One point of interest, our retailer says the counters are reset to zero on every billing cycle - hence the reason why my bills always show a ‘previous read’ of all zeros and a ‘current read’ of simply the total usage for the billing cycle - for example if I pick a random bill it will show

“Previous Read 0.000 - Current Read 725.00 - Total Usage 725.00”

where by way of example it should show something like

“Previous Read 8825.000 - Current Read 9550.000 - Total Usage 725.00”

… and then the next bill I get would show a Previous Read of 9550.00 - but it doesn’t - it shows 0.000. That goes for all three - Peak, Off-Peak and PV Buyback.

It gets better, because for Peak and Off Peak it shows by way of example:

“Previous Read 0.000 - Current Read 725.00 - Total Usage 100.00” (Peak)
“Previous Read 0.000 - Current Read 725.00 - Total Usage 625.00” (Off-Peak)

They add up to 725.00 … but …

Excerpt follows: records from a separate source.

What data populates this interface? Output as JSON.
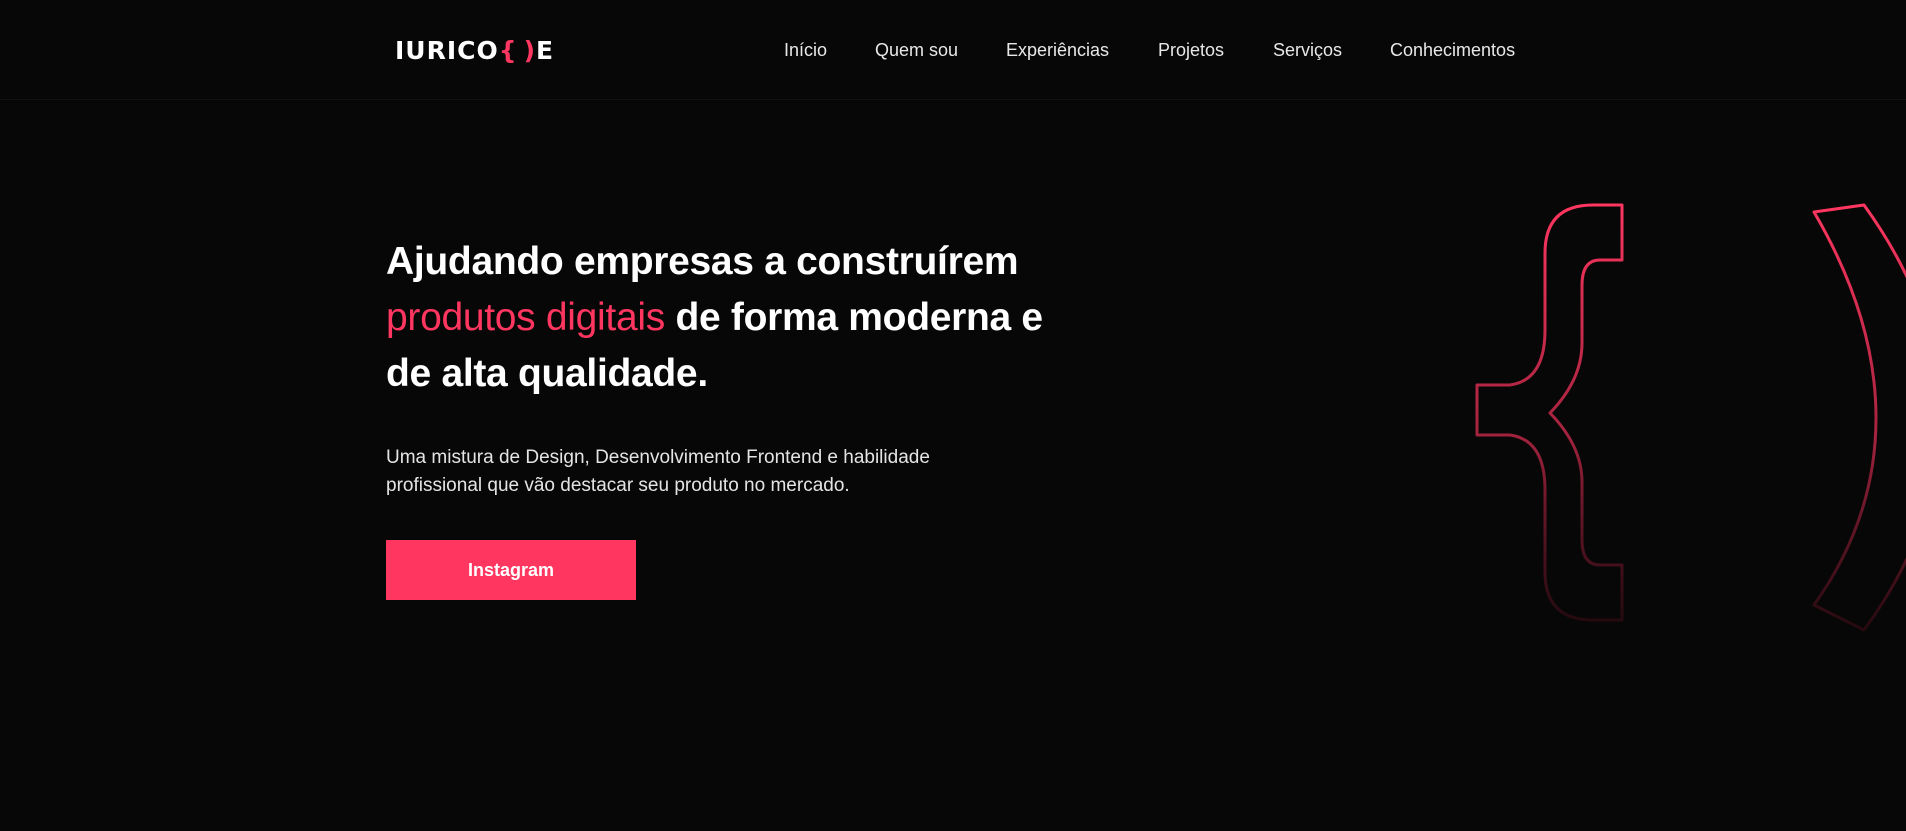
{
  "header": {
    "logo": {
      "prefix": "IURICO",
      "brace_open": "{",
      "paren_close": ")",
      "suffix": "E"
    },
    "nav": [
      {
        "label": "Início"
      },
      {
        "label": "Quem sou"
      },
      {
        "label": "Experiências"
      },
      {
        "label": "Projetos"
      },
      {
        "label": "Serviços"
      },
      {
        "label": "Conhecimentos"
      }
    ]
  },
  "hero": {
    "title_part1": "Ajudando empresas a construírem",
    "title_highlight": "produtos digitais",
    "title_part2": " de forma moderna e de alta qualidade.",
    "subtitle": "Uma mistura de Design, Desenvolvimento Frontend e habilidade profissional que vão destacar seu produto no mercado.",
    "cta_label": "Instagram"
  },
  "decoration": {
    "icon": "curly-brace-paren-outline-icon",
    "color": "#ff3660"
  },
  "colors": {
    "background": "#070707",
    "accent": "#ff3660",
    "text": "#ffffff"
  }
}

The counters in the meter itself are not reset, they simply keep accumulating as I’ve seen all electricity meters accumulate both old school and new - they don’t zero at each billing cycle and while they may roll over one day, they haven’t yet - According to “NMI M 6-1 Electricity Meters Part 1: Metrological and Technical Requirements”: “A meter shall be able to display the quantity of electrical energy corresponding to the maximum current (Imax) for at least 4 000 h, without returning to the same index.” - that’s a shade over 166 days going flat out 24 hours a day … realistically that should equate to a number of years for most domestic applications.

It’s fairly clear their billing system is the only thing resetting to zero each billing cycle - and I have further inquiries into whether it is legal to have no identifiable connection between the numbers read from the meter and the numbers presented on the bill for billing purposes … I can’t believe it is legal. I suspect ‘muppetry’ may also be a factor :wink: